#### Task to carry out
What is needed is a copy of each line in the listing below that contains "camera".
-- Opening Marker --
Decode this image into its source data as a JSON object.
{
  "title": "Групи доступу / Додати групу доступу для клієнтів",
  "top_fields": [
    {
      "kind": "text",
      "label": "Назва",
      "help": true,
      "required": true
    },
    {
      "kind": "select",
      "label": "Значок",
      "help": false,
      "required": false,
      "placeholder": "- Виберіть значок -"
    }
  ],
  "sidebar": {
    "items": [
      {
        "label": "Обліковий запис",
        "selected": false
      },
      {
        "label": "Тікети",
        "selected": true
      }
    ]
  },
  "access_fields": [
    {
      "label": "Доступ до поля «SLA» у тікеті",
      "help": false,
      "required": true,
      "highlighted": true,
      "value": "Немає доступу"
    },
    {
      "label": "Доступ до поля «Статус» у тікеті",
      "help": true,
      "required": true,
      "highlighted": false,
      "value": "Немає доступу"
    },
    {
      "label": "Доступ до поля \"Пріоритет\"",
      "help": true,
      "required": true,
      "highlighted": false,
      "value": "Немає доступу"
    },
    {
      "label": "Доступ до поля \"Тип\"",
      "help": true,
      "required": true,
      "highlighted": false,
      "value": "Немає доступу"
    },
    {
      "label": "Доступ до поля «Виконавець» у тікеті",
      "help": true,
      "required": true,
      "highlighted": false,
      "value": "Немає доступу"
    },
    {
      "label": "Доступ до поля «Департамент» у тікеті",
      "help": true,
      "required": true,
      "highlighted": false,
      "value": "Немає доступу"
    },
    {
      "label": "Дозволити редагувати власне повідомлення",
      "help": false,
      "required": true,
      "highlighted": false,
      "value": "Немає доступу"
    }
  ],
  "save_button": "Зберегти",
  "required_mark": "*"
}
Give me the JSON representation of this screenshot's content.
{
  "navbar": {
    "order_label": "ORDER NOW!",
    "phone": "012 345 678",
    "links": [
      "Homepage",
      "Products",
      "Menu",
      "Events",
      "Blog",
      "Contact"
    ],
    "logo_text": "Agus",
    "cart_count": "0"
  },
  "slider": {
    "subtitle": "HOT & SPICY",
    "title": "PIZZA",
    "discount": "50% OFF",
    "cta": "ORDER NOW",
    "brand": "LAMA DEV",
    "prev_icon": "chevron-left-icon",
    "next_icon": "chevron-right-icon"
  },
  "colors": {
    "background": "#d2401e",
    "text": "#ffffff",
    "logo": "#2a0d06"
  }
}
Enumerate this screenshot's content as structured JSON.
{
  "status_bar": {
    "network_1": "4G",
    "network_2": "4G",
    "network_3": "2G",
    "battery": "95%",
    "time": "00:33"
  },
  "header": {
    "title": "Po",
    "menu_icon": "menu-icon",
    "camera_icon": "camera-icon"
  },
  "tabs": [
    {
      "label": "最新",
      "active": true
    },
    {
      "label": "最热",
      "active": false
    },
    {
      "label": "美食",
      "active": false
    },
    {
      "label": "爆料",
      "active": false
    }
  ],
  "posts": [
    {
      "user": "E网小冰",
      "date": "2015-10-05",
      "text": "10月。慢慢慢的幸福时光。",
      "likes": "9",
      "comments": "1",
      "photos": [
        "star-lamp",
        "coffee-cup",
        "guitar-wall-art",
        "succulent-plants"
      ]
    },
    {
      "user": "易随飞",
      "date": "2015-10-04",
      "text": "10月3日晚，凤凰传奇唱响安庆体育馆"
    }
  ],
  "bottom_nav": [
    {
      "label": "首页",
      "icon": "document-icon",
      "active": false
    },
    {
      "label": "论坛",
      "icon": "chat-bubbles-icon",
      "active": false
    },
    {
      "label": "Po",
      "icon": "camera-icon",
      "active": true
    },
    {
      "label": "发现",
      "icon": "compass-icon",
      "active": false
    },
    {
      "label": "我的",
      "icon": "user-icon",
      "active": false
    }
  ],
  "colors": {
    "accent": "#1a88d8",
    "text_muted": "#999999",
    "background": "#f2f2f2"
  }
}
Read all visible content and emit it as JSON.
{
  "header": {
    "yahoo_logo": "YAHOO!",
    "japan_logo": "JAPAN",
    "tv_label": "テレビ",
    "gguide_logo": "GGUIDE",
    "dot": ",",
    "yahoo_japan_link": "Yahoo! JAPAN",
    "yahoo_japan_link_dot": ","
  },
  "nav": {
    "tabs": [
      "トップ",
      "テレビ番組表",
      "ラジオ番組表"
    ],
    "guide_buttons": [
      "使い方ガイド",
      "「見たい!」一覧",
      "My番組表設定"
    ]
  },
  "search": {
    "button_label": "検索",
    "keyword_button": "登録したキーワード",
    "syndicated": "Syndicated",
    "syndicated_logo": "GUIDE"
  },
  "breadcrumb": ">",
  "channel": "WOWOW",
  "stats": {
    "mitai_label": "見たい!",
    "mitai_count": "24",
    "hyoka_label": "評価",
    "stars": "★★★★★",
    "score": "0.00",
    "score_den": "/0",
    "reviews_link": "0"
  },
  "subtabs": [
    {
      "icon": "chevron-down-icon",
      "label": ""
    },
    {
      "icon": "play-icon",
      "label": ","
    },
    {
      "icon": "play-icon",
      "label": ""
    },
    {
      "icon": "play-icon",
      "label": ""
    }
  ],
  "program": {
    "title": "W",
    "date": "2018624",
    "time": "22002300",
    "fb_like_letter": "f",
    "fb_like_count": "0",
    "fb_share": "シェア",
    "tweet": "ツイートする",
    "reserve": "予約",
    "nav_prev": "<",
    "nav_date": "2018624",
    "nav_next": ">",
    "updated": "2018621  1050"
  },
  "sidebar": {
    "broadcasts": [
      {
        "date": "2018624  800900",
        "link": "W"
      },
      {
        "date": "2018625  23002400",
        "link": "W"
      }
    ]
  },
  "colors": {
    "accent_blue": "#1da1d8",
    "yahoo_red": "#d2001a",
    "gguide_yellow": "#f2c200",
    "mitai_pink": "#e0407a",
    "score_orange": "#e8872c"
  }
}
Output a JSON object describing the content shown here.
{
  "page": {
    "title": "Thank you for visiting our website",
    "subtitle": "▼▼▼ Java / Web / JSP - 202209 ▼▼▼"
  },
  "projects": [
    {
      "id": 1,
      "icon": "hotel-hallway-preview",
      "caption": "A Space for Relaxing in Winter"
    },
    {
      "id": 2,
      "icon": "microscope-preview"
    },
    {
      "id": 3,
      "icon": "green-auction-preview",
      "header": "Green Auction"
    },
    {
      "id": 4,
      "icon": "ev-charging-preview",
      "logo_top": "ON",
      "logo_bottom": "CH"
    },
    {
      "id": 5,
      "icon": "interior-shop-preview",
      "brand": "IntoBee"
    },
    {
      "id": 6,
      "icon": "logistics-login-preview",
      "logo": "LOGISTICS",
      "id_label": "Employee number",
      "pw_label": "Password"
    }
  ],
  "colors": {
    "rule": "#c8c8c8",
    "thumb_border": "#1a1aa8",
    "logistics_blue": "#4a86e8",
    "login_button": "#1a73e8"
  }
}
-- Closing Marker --
#### Problem solution
    "camera_icon": "camera-icon"
      "icon": "camera-icon",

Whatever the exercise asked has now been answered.